··· Supplied data ···

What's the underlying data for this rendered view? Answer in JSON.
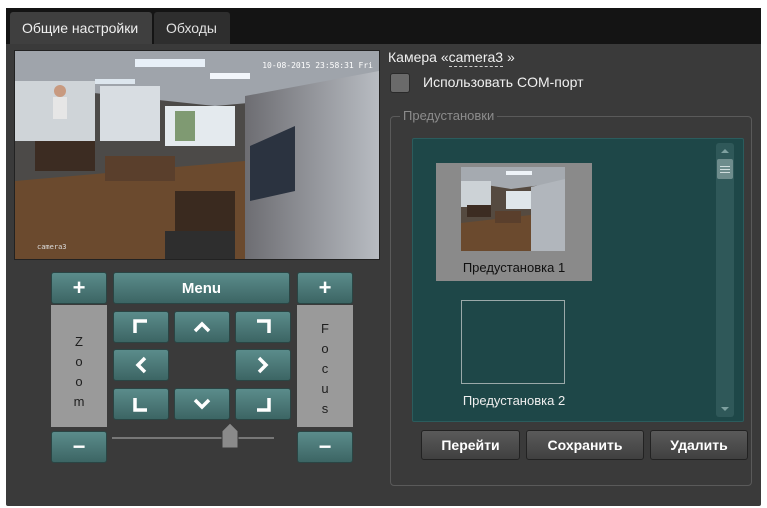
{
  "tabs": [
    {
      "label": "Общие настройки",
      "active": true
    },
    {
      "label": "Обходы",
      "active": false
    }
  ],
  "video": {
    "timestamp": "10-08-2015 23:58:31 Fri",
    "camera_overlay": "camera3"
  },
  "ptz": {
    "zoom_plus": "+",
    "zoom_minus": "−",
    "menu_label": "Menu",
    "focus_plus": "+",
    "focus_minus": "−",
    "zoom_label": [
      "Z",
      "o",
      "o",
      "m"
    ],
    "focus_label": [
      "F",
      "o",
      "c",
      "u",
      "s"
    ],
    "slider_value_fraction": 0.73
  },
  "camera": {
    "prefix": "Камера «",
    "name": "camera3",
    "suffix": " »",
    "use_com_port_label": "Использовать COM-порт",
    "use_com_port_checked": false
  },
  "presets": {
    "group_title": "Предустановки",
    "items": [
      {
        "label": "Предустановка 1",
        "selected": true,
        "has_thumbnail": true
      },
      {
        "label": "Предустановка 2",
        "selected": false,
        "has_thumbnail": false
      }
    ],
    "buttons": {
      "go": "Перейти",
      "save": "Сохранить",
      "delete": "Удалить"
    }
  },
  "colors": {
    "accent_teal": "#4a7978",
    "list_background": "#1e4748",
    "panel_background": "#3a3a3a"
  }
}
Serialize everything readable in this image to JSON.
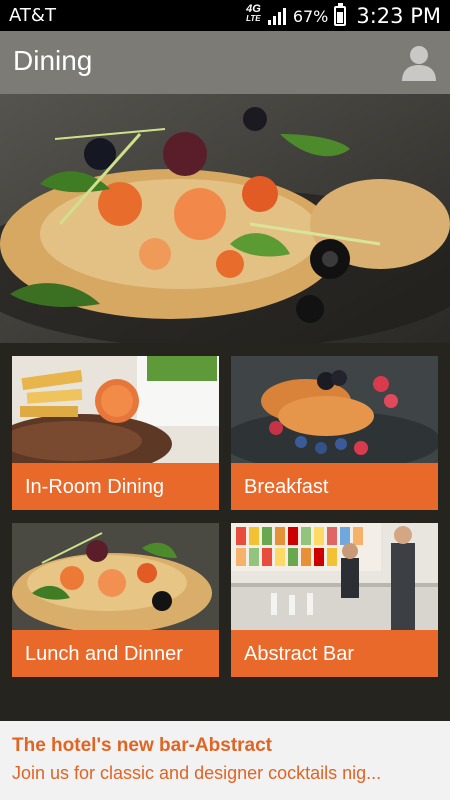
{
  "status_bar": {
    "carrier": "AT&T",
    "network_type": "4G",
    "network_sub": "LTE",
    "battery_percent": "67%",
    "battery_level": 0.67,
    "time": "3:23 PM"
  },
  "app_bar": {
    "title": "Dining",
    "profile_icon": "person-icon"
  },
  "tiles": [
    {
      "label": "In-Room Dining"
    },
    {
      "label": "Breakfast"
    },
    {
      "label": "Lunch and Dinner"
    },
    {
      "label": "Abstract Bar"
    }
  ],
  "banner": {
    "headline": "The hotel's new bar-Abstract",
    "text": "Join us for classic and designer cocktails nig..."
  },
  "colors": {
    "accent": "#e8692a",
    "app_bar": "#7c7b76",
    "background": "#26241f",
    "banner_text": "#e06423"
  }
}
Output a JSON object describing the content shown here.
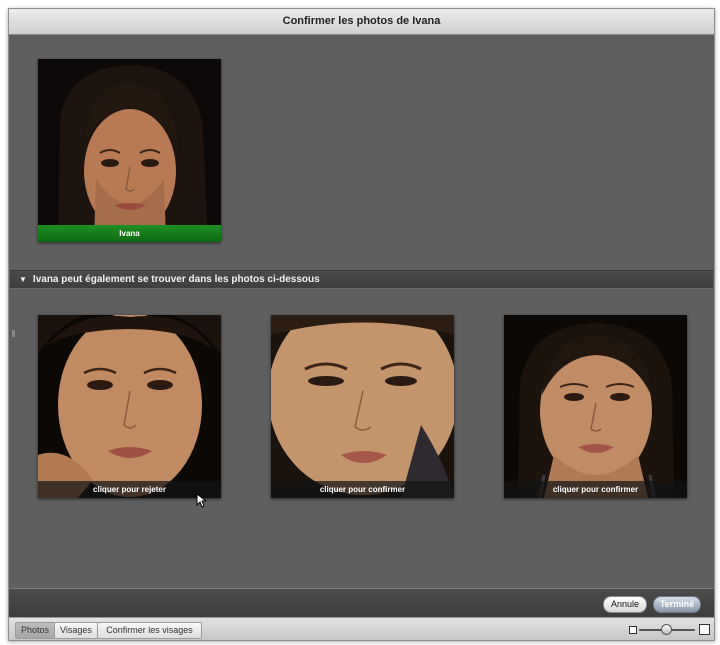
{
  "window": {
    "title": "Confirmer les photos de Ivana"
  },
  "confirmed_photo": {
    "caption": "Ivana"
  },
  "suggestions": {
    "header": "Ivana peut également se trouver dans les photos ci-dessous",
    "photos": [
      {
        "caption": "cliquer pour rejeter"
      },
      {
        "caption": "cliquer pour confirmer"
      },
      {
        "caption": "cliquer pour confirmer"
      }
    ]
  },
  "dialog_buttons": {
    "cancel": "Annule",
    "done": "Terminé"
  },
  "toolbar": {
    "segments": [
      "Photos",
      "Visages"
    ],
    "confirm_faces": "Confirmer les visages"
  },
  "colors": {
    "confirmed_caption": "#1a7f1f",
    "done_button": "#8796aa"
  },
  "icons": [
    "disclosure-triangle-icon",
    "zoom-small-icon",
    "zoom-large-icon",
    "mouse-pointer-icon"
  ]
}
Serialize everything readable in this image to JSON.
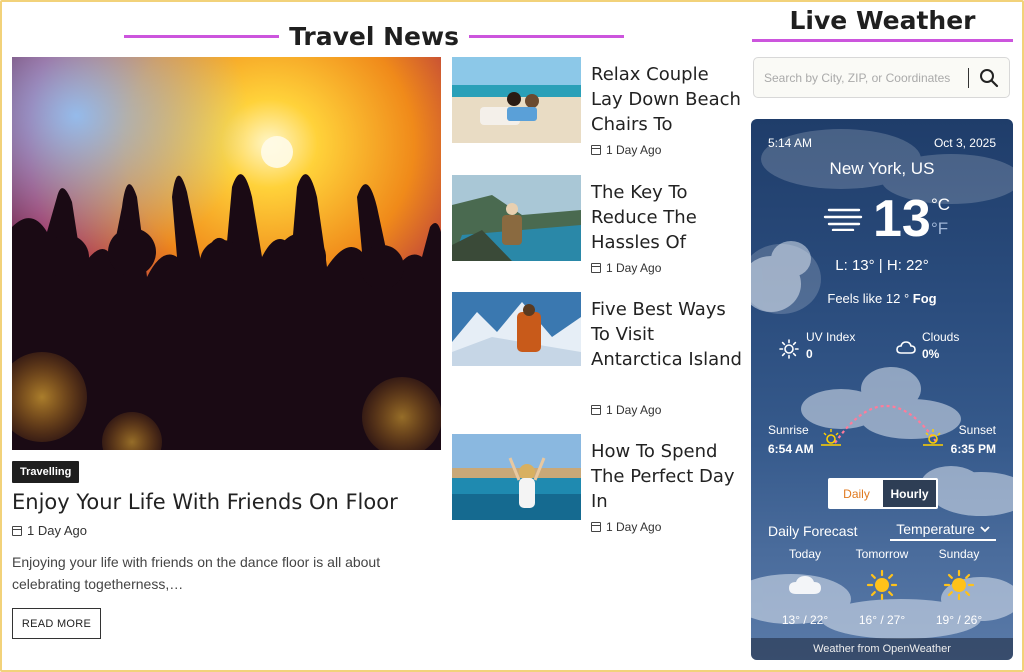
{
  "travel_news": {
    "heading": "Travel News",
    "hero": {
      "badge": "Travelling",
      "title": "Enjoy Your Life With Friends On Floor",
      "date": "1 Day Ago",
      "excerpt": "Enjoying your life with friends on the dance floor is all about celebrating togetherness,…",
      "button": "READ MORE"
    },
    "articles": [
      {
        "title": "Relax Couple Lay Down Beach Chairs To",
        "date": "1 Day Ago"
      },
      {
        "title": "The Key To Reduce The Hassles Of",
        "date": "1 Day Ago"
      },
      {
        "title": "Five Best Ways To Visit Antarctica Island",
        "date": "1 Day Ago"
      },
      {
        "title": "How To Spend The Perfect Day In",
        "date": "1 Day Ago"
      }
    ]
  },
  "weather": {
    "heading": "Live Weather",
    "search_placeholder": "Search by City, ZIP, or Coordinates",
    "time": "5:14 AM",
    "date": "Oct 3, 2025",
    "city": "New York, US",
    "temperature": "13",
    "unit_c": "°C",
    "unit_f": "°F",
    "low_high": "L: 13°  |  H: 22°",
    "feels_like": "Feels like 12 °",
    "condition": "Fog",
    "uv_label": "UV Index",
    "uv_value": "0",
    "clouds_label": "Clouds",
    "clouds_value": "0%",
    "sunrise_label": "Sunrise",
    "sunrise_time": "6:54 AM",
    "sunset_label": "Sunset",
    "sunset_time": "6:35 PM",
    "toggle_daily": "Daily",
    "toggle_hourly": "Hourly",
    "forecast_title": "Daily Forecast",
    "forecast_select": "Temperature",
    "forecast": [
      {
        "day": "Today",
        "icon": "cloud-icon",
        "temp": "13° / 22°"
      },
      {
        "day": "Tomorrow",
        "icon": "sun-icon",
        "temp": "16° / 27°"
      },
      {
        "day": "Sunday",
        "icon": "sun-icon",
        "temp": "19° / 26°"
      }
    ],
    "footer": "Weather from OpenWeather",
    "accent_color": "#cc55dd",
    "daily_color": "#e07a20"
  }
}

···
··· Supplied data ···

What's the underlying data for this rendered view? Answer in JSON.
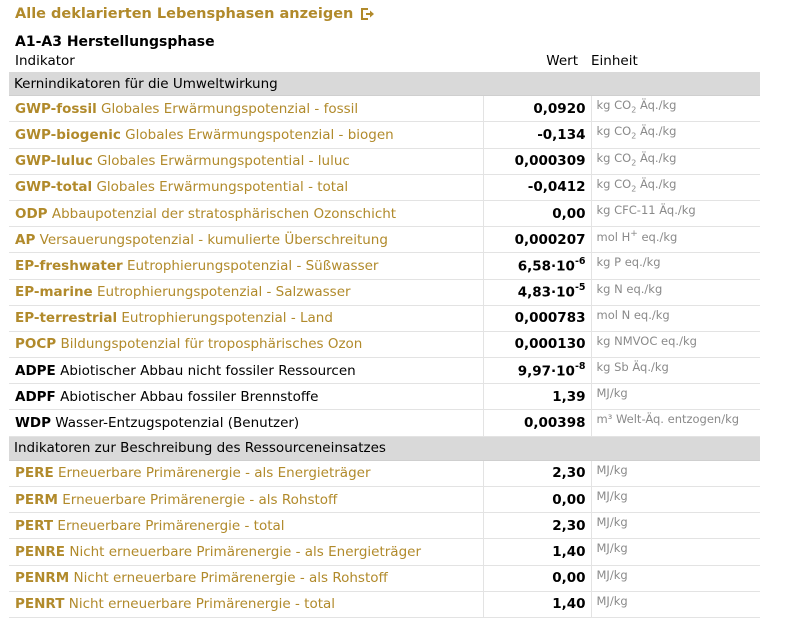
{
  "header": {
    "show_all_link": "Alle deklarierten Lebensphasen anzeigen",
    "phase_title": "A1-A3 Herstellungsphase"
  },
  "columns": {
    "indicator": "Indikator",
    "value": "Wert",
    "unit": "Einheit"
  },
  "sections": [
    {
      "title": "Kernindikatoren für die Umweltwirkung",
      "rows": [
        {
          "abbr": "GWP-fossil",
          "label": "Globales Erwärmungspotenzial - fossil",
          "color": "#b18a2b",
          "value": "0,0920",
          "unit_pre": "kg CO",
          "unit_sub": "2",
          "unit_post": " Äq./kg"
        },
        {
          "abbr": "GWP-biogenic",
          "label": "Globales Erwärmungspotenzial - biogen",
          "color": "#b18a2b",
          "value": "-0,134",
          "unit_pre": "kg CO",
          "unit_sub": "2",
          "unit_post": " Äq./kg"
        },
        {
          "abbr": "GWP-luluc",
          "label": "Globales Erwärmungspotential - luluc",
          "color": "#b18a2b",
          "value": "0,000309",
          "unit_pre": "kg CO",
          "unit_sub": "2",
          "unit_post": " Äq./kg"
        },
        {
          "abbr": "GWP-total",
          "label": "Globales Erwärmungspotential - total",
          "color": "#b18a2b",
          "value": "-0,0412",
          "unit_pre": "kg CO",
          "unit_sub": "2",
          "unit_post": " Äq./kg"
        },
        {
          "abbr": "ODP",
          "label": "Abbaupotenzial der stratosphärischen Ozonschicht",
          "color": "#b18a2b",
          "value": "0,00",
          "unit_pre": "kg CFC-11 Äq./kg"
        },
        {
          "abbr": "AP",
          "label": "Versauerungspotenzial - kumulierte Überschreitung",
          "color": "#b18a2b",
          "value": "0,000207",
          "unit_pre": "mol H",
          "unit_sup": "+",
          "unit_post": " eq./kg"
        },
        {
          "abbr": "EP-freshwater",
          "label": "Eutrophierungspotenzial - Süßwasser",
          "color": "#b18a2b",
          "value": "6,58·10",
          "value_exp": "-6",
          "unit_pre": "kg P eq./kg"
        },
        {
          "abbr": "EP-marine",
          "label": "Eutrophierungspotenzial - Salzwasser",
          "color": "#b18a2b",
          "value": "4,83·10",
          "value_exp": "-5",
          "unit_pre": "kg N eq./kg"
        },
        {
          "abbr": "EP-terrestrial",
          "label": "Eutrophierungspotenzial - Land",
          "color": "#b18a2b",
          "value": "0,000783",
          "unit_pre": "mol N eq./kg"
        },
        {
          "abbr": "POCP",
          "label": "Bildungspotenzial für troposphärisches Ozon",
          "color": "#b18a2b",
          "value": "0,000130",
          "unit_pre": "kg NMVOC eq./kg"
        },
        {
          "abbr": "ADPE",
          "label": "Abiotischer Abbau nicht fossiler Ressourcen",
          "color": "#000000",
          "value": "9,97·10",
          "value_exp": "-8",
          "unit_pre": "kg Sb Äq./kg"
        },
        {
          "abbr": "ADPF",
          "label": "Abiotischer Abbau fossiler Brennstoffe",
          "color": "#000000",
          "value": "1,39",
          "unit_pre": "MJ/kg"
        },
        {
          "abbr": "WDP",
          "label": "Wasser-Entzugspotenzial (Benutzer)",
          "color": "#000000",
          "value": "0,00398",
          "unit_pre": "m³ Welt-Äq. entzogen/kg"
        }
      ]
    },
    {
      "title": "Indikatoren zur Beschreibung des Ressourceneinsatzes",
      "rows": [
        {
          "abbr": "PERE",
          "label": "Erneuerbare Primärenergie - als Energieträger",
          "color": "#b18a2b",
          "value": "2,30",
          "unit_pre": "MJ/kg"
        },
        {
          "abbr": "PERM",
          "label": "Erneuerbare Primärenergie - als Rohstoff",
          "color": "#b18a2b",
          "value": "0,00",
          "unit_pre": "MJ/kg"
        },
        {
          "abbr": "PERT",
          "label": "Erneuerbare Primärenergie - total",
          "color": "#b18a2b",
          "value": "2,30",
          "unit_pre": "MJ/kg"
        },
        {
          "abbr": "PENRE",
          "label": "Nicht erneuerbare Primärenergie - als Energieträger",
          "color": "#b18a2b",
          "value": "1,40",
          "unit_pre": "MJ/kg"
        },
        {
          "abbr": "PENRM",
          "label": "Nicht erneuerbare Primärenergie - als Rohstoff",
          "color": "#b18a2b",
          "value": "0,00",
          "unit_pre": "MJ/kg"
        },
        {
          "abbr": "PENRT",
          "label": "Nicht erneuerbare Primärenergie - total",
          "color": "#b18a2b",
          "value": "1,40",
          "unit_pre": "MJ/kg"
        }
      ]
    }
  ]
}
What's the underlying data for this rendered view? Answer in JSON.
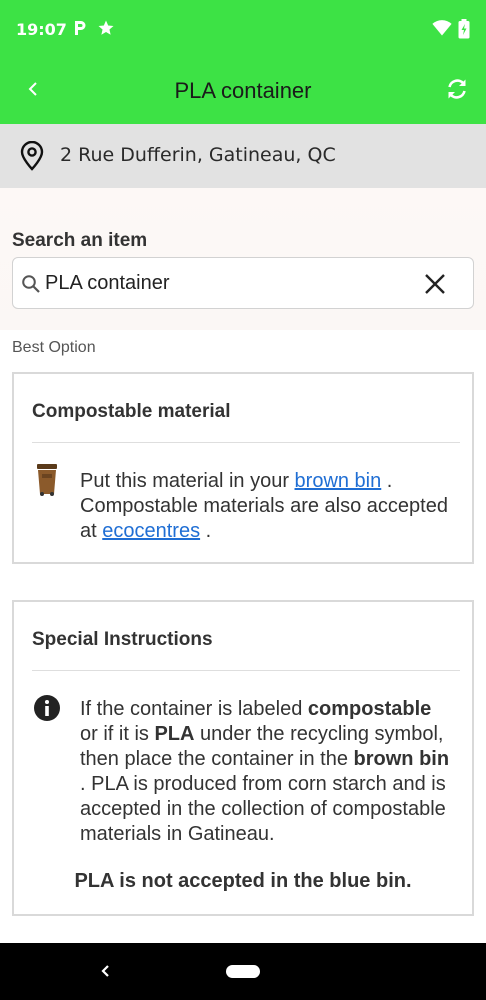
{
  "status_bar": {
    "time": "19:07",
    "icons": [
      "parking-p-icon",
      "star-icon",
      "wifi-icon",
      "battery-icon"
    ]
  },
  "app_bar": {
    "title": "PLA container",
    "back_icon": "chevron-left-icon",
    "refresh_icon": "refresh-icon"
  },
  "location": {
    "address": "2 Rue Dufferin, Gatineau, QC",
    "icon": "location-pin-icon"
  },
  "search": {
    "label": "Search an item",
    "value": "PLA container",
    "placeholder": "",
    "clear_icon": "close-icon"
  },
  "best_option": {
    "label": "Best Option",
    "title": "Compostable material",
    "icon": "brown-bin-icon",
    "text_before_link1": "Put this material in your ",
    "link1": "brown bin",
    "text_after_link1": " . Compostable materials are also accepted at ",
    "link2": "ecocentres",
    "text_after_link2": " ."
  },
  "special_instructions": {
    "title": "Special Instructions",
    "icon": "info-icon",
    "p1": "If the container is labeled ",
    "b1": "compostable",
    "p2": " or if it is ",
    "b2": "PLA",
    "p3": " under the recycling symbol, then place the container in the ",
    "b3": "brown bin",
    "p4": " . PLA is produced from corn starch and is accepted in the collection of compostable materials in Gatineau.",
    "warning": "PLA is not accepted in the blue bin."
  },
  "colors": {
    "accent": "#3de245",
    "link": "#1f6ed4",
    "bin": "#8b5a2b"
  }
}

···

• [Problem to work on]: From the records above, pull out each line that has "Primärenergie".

• [Response to this exercise]:
          "label": "Erneuerbare Primärenergie - als Energieträger",
          "label": "Erneuerbare Primärenergie - als Rohstoff",
          "label": "Erneuerbare Primärenergie - total",
          "label": "Nicht erneuerbare Primärenergie - als Energieträger",
          "label": "Nicht erneuerbare Primärenergie - als Rohstoff",
          "label": "Nicht erneuerbare Primärenergie - total",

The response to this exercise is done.